Lincoln Road property values are soaring to new heights with tenant rents and property prices at record highs. Dating back to the 1920s, Lincoln Road has seen its share of transitional decades, but experts say this time it’s noticeably different:
“[i]n the realm of commercial real estate, Lincoln Road has taken its place among the most regaled ‘high streets’ of the world.”
With Lincoln Road’s star so clearly on the rise, investors and owners are capitalizing on the opportunity. The most recent, and likely most celebrated to date, was the sale of Terranova Corp. and Acadia Realty Trust’s joint venture six-building portfolio for $342 million—nearly 200% above its sales price just three years beforehand. “This transaction highlights the rapid evolution of the pedestrian mall, which has drastically transformed itself since the recession.”
Adam Lustig, a partner at Bilzin Sumberg, has been involved in some of the recent real estate deals and has the beat on the numbers: prices have gone from $2,000 per square foot to over $4,000 and rents have doubled in the past three to five years from $150 per square foot to $300 per square foot. These figures put Lincoln Road on par with New York’s Madison Avenue which many believe will drive tourism to the area and lead to greater economic benefits for South Florida as a whole.
Says founder and chairman of Miami Beach-based Terranova Corp. Stephen Bittel,
“[Lincoln Road] is squarely in the sights of every major exciting retail operator around the world, and the demand for locations on Lincoln Road has never been higher.”
Bittel does note that there will be one great challenge for this illustrious street: “How do you grow a world-class High Street, in a manner that captures the essence of the local community and gives it the retail energy of the international stars, and do it in a way that serves the local community and visitors from around the world?” This speaks to questions and concerns that residents have raised about losing the uniqueness and character of Miami Beach.
A Property Owners Association was formed to combat some of these concerns, and one of their first initiatives was to hire Miami-based landscape architect Raymond Jungles to design a landscaping plan. Jungles has extensive experience in Miami Beach, having designed the New World Symphony Rooftop Garden, Miami Beach Botanical Garden and the pedestrian garden at 1111 Lincoln Road.
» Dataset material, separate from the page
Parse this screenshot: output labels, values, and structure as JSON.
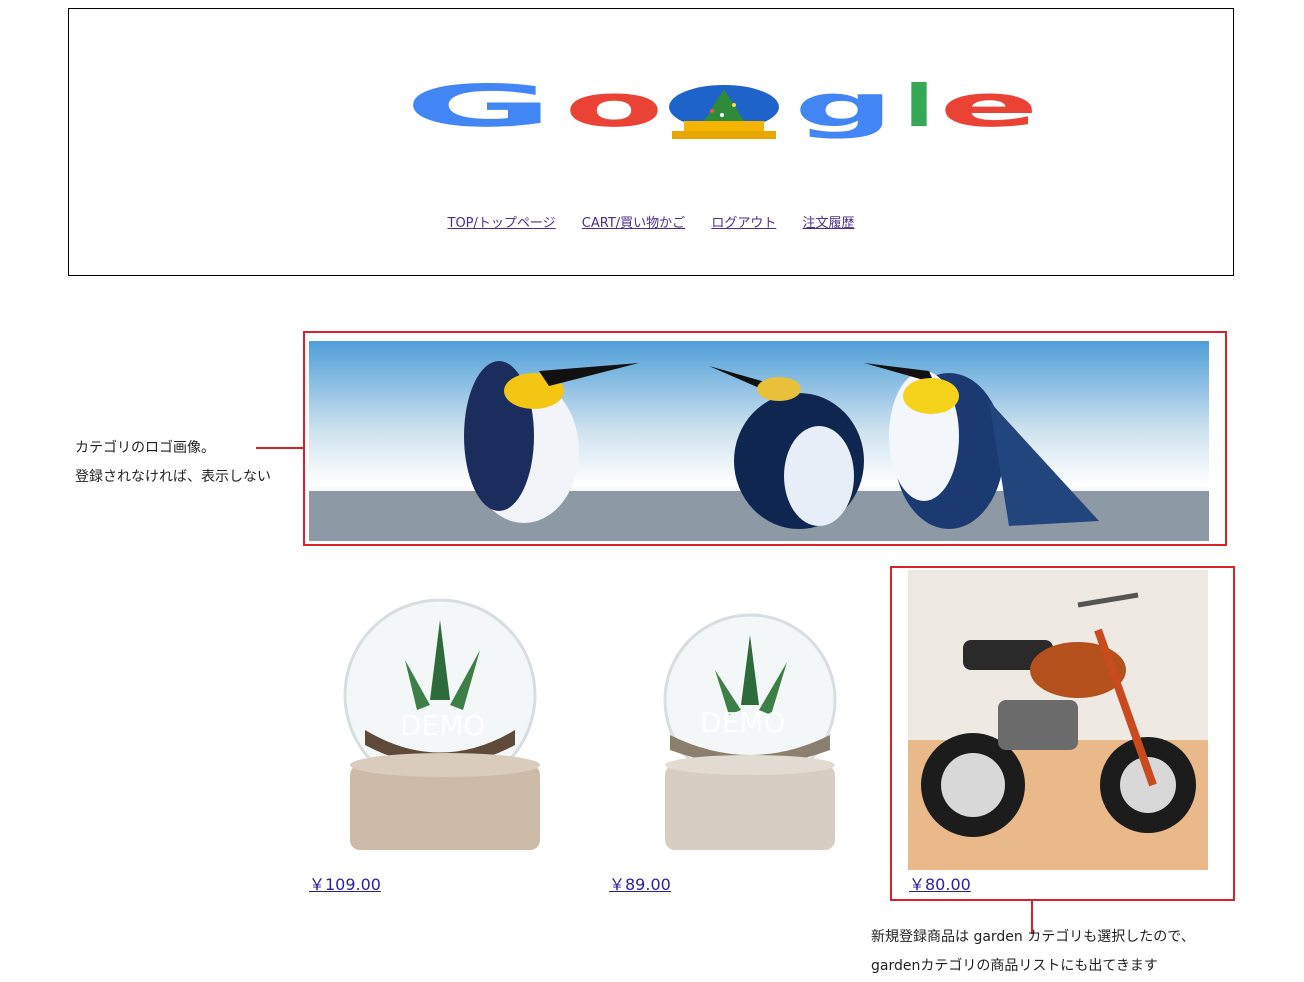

Jungles’ plan will add mature trees and low plantings to create more open sight lines and greater visibility from one side of the street to the other.
Local charm and authenticity to place are important for Lincoln Road’s continued success, and while development presents its challenges, Miami Beach and its champions are optimistic for a dazzling future.